It is my hope that PIObench sees more widespread use. The flexibility is and shear number of parameters make it an ideal benchmark. The ClusterMonkey Benchmark Project (CMBP) will be using PIObench as part of the benchmark collection.

If you run PIObench on your parallel file system I would appreciate an email discussing your experience with it and possibly some results.

Sidebar One: Links Mentioned in Column

PARL

pio-bench

Frank Shorter's Thesis "Design and Analysis of a Performance Evaluation Standard for Parallel File"


This article was originally published in ClusterWorld Magazine. It has been updated and formatted for the web. If you want to read more about HPC clusters and Linux you may wish to visit Linux Magazine.

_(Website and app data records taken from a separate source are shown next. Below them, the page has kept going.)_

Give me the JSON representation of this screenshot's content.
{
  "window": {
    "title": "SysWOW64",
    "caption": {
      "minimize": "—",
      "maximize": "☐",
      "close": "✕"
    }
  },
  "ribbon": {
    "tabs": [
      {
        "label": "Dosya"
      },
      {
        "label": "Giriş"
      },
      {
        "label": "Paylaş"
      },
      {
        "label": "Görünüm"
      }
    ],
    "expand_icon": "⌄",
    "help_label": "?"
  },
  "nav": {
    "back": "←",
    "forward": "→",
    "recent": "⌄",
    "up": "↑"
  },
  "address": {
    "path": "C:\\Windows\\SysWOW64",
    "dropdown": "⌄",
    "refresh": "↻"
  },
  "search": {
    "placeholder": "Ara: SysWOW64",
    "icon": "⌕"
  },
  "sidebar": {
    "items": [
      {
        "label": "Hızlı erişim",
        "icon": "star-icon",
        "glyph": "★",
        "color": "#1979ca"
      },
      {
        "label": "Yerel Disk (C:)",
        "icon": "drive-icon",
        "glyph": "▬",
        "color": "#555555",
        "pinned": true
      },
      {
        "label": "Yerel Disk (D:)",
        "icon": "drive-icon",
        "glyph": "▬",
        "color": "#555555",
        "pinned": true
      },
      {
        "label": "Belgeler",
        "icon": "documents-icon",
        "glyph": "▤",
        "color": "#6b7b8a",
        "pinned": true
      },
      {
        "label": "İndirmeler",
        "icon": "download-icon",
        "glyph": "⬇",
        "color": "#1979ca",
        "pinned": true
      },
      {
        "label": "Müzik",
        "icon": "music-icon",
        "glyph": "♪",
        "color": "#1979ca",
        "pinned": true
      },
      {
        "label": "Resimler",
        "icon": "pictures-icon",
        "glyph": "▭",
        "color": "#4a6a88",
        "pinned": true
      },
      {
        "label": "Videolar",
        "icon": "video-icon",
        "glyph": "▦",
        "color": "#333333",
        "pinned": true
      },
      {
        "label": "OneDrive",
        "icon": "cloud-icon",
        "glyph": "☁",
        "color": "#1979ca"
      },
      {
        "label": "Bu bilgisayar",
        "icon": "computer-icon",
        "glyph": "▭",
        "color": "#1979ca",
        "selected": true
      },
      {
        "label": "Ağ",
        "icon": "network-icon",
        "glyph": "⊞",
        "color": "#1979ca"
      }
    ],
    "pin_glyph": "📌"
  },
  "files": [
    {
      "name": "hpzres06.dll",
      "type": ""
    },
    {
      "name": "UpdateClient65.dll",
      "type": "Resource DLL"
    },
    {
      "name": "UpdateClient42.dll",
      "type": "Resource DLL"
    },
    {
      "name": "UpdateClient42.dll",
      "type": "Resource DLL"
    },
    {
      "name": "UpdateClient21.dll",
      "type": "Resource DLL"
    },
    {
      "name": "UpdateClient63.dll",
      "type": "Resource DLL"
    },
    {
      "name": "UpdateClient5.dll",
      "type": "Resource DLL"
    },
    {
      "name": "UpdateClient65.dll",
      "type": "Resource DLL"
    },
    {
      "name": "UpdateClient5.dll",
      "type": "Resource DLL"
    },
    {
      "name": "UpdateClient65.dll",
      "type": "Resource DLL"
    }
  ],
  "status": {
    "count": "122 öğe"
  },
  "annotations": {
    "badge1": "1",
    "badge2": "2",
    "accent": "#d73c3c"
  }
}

Dr. Jeff Layton hopes to someday have a 20 TB file system in his home computer (donations gladly accepted). He can sometimes be found lounging at a nearby Fry's, dreaming of hardware and drinking coffee (but never during working hours).